DATA RECORDS —
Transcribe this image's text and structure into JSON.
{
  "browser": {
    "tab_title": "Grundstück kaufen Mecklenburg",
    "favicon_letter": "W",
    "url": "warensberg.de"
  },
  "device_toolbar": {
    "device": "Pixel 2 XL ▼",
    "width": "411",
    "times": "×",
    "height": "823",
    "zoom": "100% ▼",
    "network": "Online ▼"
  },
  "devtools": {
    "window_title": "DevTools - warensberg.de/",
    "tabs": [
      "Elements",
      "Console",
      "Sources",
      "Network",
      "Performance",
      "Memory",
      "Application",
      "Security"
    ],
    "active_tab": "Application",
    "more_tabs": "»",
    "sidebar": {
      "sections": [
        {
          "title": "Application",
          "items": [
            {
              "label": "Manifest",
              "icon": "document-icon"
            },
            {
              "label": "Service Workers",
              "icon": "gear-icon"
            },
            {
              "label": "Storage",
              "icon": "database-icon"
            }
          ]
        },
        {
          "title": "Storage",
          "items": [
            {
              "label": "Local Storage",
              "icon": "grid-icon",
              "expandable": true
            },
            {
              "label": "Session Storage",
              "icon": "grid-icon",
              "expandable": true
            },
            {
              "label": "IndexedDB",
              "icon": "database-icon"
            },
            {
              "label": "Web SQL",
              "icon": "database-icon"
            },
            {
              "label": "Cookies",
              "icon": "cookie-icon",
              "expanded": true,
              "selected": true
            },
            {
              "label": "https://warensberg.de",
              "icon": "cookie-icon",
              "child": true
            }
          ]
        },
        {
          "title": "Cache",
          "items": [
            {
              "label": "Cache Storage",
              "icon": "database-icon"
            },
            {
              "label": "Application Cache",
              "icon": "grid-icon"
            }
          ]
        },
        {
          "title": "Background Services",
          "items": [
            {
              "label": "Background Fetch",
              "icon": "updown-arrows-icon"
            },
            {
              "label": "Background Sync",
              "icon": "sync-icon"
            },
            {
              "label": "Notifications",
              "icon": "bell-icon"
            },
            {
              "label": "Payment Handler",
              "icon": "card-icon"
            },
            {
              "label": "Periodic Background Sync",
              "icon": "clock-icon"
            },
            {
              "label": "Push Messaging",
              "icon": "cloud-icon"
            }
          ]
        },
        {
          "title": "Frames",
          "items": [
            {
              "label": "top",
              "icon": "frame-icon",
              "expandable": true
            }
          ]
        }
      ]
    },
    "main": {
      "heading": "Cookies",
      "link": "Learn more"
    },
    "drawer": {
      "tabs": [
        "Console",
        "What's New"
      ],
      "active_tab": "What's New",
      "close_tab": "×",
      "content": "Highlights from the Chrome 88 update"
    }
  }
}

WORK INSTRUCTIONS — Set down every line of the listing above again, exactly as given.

EXERCISE SOLUTION —
Transcribe this image's text and structure into JSON.
{
  "browser": {
    "tab_title": "Grundstück kaufen Mecklenburg",
    "favicon_letter": "W",
    "url": "warensberg.de"
  },
  "device_toolbar": {
    "device": "Pixel 2 XL ▼",
    "width": "411",
    "times": "×",
    "height": "823",
    "zoom": "100% ▼",
    "network": "Online ▼"
  },
  "devtools": {
    "window_title": "DevTools - warensberg.de/",
    "tabs": [
      "Elements",
      "Console",
      "Sources",
      "Network",
      "Performance",
      "Memory",
      "Application",
      "Security"
    ],
    "active_tab": "Application",
    "more_tabs": "»",
    "sidebar": {
      "sections": [
        {
          "title": "Application",
          "items": [
            {
              "label": "Manifest",
              "icon": "document-icon"
            },
            {
              "label": "Service Workers",
              "icon": "gear-icon"
            },
            {
              "label": "Storage",
              "icon": "database-icon"
            }
          ]
        },
        {
          "title": "Storage",
          "items": [
            {
              "label": "Local Storage",
              "icon": "grid-icon",
              "expandable": true
            },
            {
              "label": "Session Storage",
              "icon": "grid-icon",
              "expandable": true
            },
            {
              "label": "IndexedDB",
              "icon": "database-icon"
            },
            {
              "label": "Web SQL",
              "icon": "database-icon"
            },
            {
              "label": "Cookies",
              "icon": "cookie-icon",
              "expanded": true,
              "selected": true
            },
            {
              "label": "https://warensberg.de",
              "icon": "cookie-icon",
              "child": true
            }
          ]
        },
        {
          "title": "Cache",
          "items": [
            {
              "label": "Cache Storage",
              "icon": "database-icon"
            },
            {
              "label": "Application Cache",
              "icon": "grid-icon"
            }
          ]
        },
        {
          "title": "Background Services",
          "items": [
            {
              "label": "Background Fetch",
              "icon": "updown-arrows-icon"
            },
            {
              "label": "Background Sync",
              "icon": "sync-icon"
            },
            {
              "label": "Notifications",
              "icon": "bell-icon"
            },
            {
              "label": "Payment Handler",
              "icon": "card-icon"
            },
            {
              "label": "Periodic Background Sync",
              "icon": "clock-icon"
            },
            {
              "label": "Push Messaging",
              "icon": "cloud-icon"
            }
          ]
        },
        {
          "title": "Frames",
          "items": [
            {
              "label": "top",
              "icon": "frame-icon",
              "expandable": true
            }
          ]
        }
      ]
    },
    "main": {
      "heading": "Cookies",
      "link": "Learn more"
    },
    "drawer": {
      "tabs": [
        "Console",
        "What's New"
      ],
      "active_tab": "What's New",
      "close_tab": "×",
      "content": "Highlights from the Chrome 88 update"
    }
  }
}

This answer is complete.